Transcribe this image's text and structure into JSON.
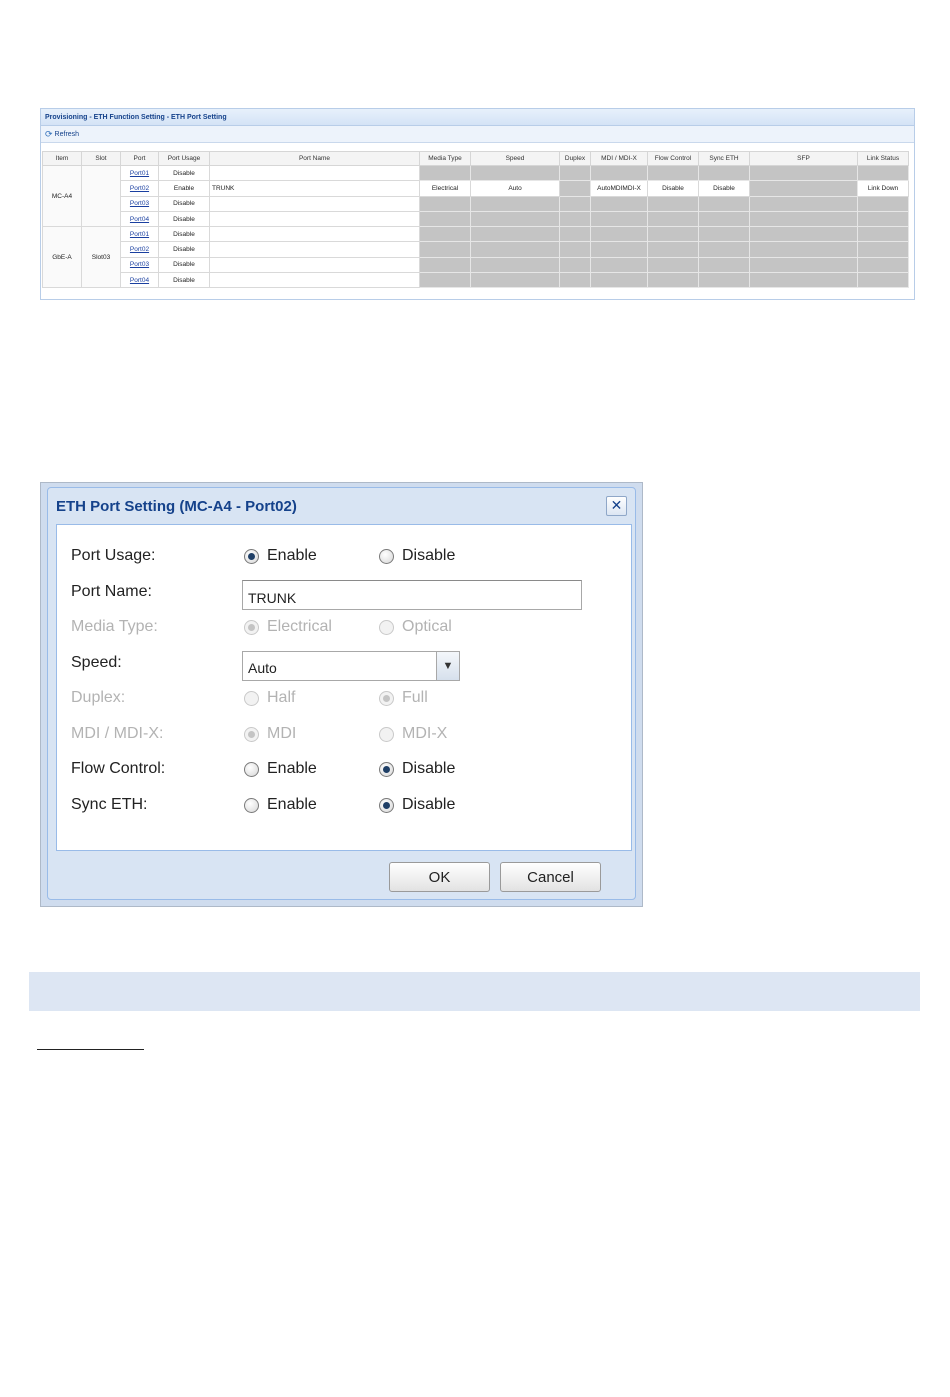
{
  "grid": {
    "breadcrumb": "Provisioning - ETH Function Setting - ETH Port Setting",
    "toolbar": {
      "refresh_label": "Refresh"
    },
    "columns": [
      "Item",
      "Slot",
      "Port",
      "Port Usage",
      "Port Name",
      "Media Type",
      "Speed",
      "Duplex",
      "MDI / MDI-X",
      "Flow Control",
      "Sync ETH",
      "SFP",
      "Link Status"
    ],
    "groups": [
      {
        "item": "MC-A4",
        "slot": ""
      },
      {
        "item": "GbE-A",
        "slot": "Slot03"
      }
    ],
    "rows": [
      {
        "port": "Port01",
        "usage": "Disable",
        "name": "",
        "media": "",
        "speed": "",
        "duplex": "",
        "mdi": "",
        "flow": "",
        "sync": "",
        "sfp": "",
        "link": ""
      },
      {
        "port": "Port02",
        "usage": "Enable",
        "name": "TRUNK",
        "media": "Electrical",
        "speed": "Auto",
        "duplex": "",
        "mdi": "AutoMDIMDI-X",
        "flow": "Disable",
        "sync": "Disable",
        "sfp": "",
        "link": "Link Down"
      },
      {
        "port": "Port03",
        "usage": "Disable",
        "name": "",
        "media": "",
        "speed": "",
        "duplex": "",
        "mdi": "",
        "flow": "",
        "sync": "",
        "sfp": "",
        "link": ""
      },
      {
        "port": "Port04",
        "usage": "Disable",
        "name": "",
        "media": "",
        "speed": "",
        "duplex": "",
        "mdi": "",
        "flow": "",
        "sync": "",
        "sfp": "",
        "link": ""
      },
      {
        "port": "Port01",
        "usage": "Disable",
        "name": "",
        "media": "",
        "speed": "",
        "duplex": "",
        "mdi": "",
        "flow": "",
        "sync": "",
        "sfp": "",
        "link": ""
      },
      {
        "port": "Port02",
        "usage": "Disable",
        "name": "",
        "media": "",
        "speed": "",
        "duplex": "",
        "mdi": "",
        "flow": "",
        "sync": "",
        "sfp": "",
        "link": ""
      },
      {
        "port": "Port03",
        "usage": "Disable",
        "name": "",
        "media": "",
        "speed": "",
        "duplex": "",
        "mdi": "",
        "flow": "",
        "sync": "",
        "sfp": "",
        "link": ""
      },
      {
        "port": "Port04",
        "usage": "Disable",
        "name": "",
        "media": "",
        "speed": "",
        "duplex": "",
        "mdi": "",
        "flow": "",
        "sync": "",
        "sfp": "",
        "link": ""
      }
    ]
  },
  "dialog": {
    "title": "ETH Port Setting (MC-A4 - Port02)",
    "port_usage": {
      "label": "Port Usage:",
      "opt1": "Enable",
      "opt2": "Disable",
      "selected": "opt1"
    },
    "port_name": {
      "label": "Port Name:",
      "value": "TRUNK"
    },
    "media_type": {
      "label": "Media Type:",
      "opt1": "Electrical",
      "opt2": "Optical",
      "selected": "opt1",
      "disabled": true
    },
    "speed": {
      "label": "Speed:",
      "value": "Auto"
    },
    "duplex": {
      "label": "Duplex:",
      "opt1": "Half",
      "opt2": "Full",
      "selected": "opt2",
      "disabled": true
    },
    "mdi": {
      "label": "MDI / MDI-X:",
      "opt1": "MDI",
      "opt2": "MDI-X",
      "selected": "opt1",
      "disabled": true
    },
    "flow_control": {
      "label": "Flow Control:",
      "opt1": "Enable",
      "opt2": "Disable",
      "selected": "opt2"
    },
    "sync_eth": {
      "label": "Sync ETH:",
      "opt1": "Enable",
      "opt2": "Disable",
      "selected": "opt2"
    },
    "ok_label": "OK",
    "cancel_label": "Cancel"
  },
  "colors": {
    "title_blue": "#15428b",
    "disabled_cell": "#c4c4c4",
    "section_bar": "#dde6f3"
  }
}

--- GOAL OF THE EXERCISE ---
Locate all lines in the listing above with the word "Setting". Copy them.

--- ANSWER TO THIS EXERCISE ---
    "breadcrumb": "Provisioning - ETH Function Setting - ETH Port Setting",
    "title": "ETH Port Setting (MC-A4 - Port02)",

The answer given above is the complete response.